Frederic Piechon (Université Paris-Sud)

Geometrical description of the orbital magnetic susceptibility 

Abstract: The orbital magnetic susceptibility measures the equilibrium response of a spinless electronic system to an external magnetic field B. For a single band model, the orbital susceptibility is given by the Landau-Peierls (LP) formula and is entirely determined by the energy spectrum. In particular, it is diamagnetic at parabolic band edges but appears strongly paramagnetic at a Van-Hove singularity.
For multi-band systems we have recently developed a general formalism that goes beyond the LP formula. This formalism allows the study of the possible strong inter-band effects that are encoded in the geometric structure of Bloch states. In particular, for two-band models, it appears that the inter-band susceptibility is composed of essentially two distinct contributions. The first contribution is entirely determined by the Berry curvature. It is paramagnetic inside the bands and exhibits a diamagnetic plateau in a gap separating two bands. The second contribution depends on the quantum metric tensor defining the distance between Bloch states. Interestingly, this second contribution always exists even for systems with a vanishing Berry curvature. It is shown that it can be tuned to exhibits either a diamagnetic or a paramagnetic plateau in a gap. Finally it is shown that these two interband geometric contributions may lead to an important paramagnetic contribution for a flat band.

Neil Robinson, University of Amsterdam

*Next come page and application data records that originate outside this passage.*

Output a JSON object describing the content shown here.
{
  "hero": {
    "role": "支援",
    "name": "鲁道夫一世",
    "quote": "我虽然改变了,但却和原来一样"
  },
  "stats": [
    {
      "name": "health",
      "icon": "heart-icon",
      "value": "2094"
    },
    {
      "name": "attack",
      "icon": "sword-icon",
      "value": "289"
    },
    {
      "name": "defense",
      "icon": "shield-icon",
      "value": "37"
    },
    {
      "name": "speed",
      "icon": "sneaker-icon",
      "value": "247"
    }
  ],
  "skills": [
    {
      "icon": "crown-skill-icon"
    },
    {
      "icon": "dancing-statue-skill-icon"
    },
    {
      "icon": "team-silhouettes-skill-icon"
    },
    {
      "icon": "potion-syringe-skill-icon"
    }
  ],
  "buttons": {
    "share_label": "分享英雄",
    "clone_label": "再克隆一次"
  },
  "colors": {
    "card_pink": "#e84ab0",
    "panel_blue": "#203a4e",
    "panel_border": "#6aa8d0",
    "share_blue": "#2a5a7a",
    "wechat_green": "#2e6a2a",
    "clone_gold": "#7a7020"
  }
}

Marinus Ruppert building, room Rood ['red'], adress: Leuvenlaan 1, Utrecht

Local Organiser

Lars Fritz (Utrecht)